We would try to take pictures of this insanity for the next two and half hours before we agreed that it was time for a break. Since we were trapped between two dragons when this decision came we had to search for a way out of the war zone. Once we got far enough away from the dragons that we could see more than a few feet clearly we took out the earplugs and wiped off our glasses and cameras that were both covered with firework dust. After ten minutes or so we headed back in for another forty-five minute session before we had to head back for our scheduled meeting time for our departure. I took a few more pictures but the smoke had become so bad that I wasn’t able to get much.

We soon made our way through the festival heading back to the uncle’s house in what we thought was preparation to leave. When we got back to the house we again cleaned off our cameras and took off our safety gear. Shortly there after we heard the sound of fireworks getting louder outside the house and were surprised to find that when we opened the door ANOTHER dragon. This would delay our departure that I was more than ready for. I put my earplugs back in and was invited upstairs to see the fight from another angle. I didn’t take my DSLR this time but I did take my small point and shoot Nikon so that I could get video of the onslaught. It took the citizens of the town another forty-five minutes to slay the dragon, which finally allowed us to start to make our way to the car so that we could return. On our way back one our friends got some BBQed field mouse that I declined but Jeremy took a full stick of. Jeremy described it as being covered in a sauce that disguised any other flavor and full of bones that made it hard to eat, soon there after our driver came back with the car.

We made the two and half hour trip back to Liuzhou and got a few hours sleep before we had to get up and make our way to the airport for our eleven o’clock flight back to Shanghai. I have written this trip done so that not only I can remember it but also so that I can share it with others despite my poor grammar. I took away from this one-week three-stop trip that China has a lot more to offer than just the Great Wall and shopping in Shanghai.
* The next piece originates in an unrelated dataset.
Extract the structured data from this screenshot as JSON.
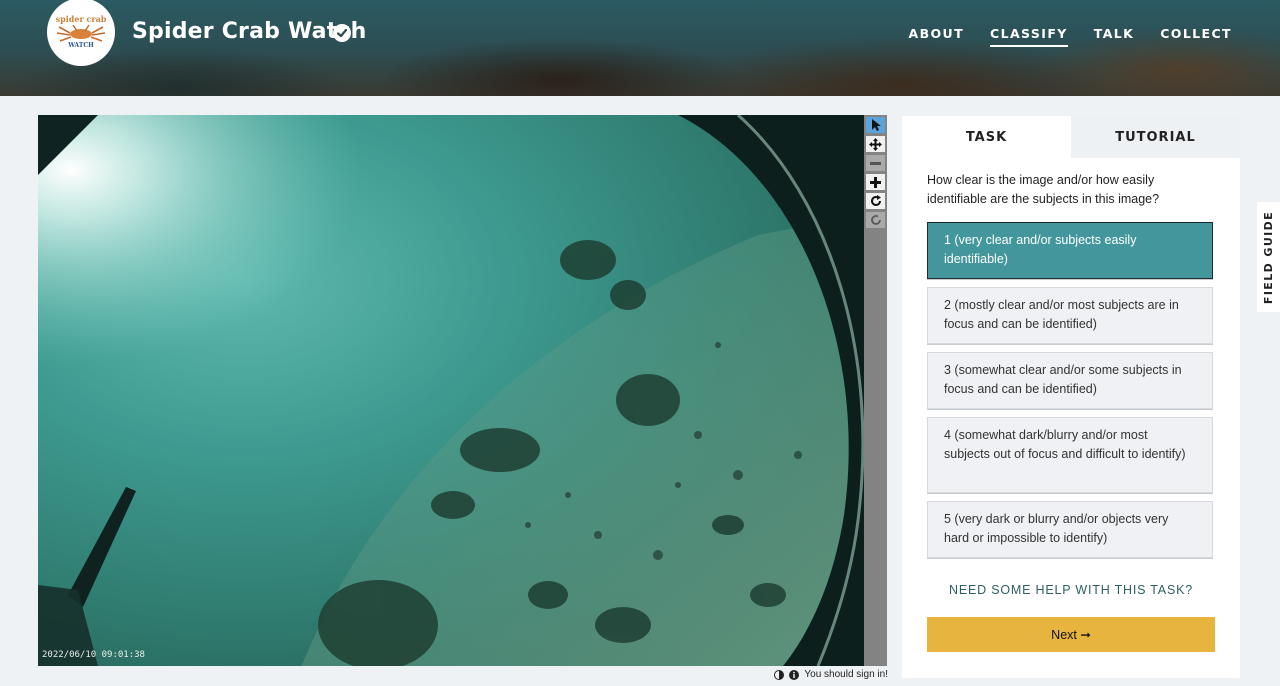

Almost everyone I meet on this trip was incredibly hospitable even though many times we couldn’t speak the same language.

Pictures from the trip:  Xianan village 下南村   Xunle village 驯乐村   Binyang 宾阳